14. The pump of claim 13 in which said vanes have an extension at said point of maximum radius of about 0.3 r.
15. The pump of claim 13 with sealing zones at the ends of each lobe, the said point of maximum radius of said bore being disposed between about 75 and 85 from the center of the sealing zone adjacent the inlet passage of each lobe.
16. A rotary sliding vane pump having an axis of rotation comprising a rotor having an axial length and a right circular cylindrical exterior surface concentric of said axis and a small diameter interior cylindrical surface comprising a hollow bearing extending the whole length of the rotor, said rotor also having axially extending holes symmetrically disposed about said axis and spaced away from said cylindrical bearing surface, a ring surrounding said rotor coaxially and symmetrically and of approximately the same length as said rotor and having an imperforate exterior of approximately coaxial cylindrical form, housings closing the longitudinal ends of said pump, one of said housings having an internal bearing aligned on said axis, a driving disc having an axially extending hollow journal rotatably supported in said housing bearing and having symmetrically spaced pintles extending into said holes in said rotor and in driving engagement with said rotor, the other of said housings having an integral axial journal for rotatably supporting said rotor for rotation about said axis.

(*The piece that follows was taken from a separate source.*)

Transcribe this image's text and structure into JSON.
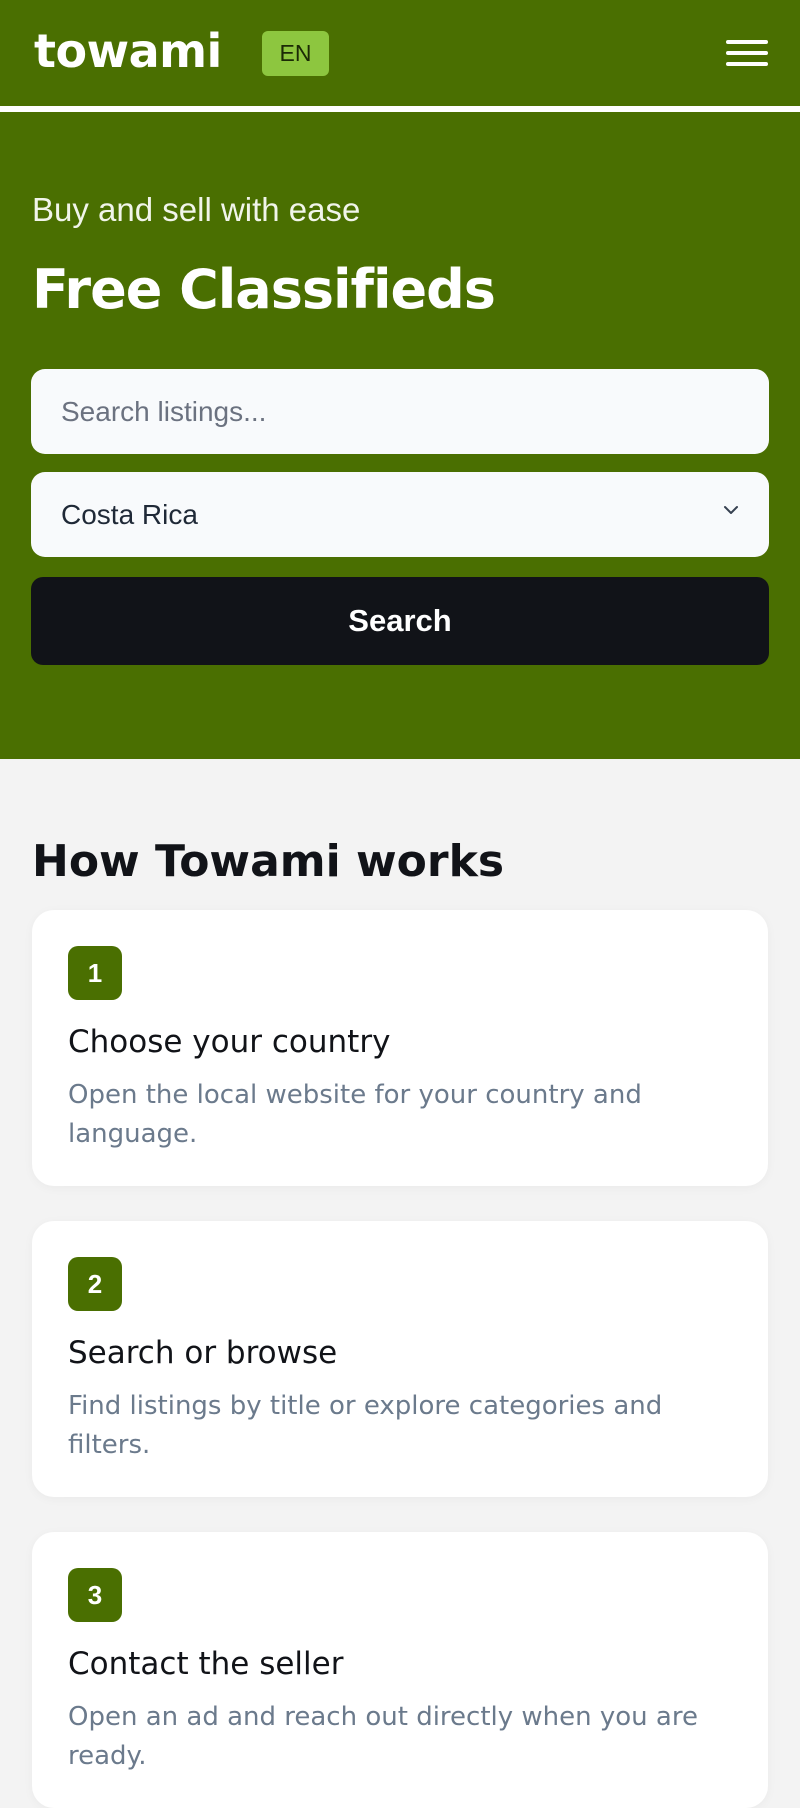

17. A rotary pump having radially movable vanes and a bore surrounding and engaging the tips of said vanes the inner contour of a lobe of 180 angular length of said bore having sequential segements substantially described by the following equations:
wherein e is the radial extension of the tip of the vane as plotted in FIG. 8 in terms of r,
r is the minimum radius of the bore,
is the angular displacement of the rotor and vanes about the axis of rotation of the rotor for each of the eleven above segments of the contour of the bore, and
0 is the angular position of the vane tip throughout the contour of the bore from the center of one sealing zone to the other in the direction of vane and rotor rotation.
References Cited by the Examiner UNITED STATES PATENTS 1,804,604 5 1931 Gilbert 103-136 2,165,963 7/1939 Curtis 103-138 2,544,990 3/ 1951 Harrington 103-136 2,590,727 3/1952 Scognamillo 103-144 2,590,730 3/ 1952 Scognamillo 103-144 2,880,677 4/1959 Grupen- 103-135 2,882,831 4/ 1959 Dannevig 103-161 3,191,853 6/1965 Kroeger 230-152 MARK NEWMAN, Primary Examiner. SAMUEL LEVINE, Examiner.
R. M. VARGO, Assistant Examiner.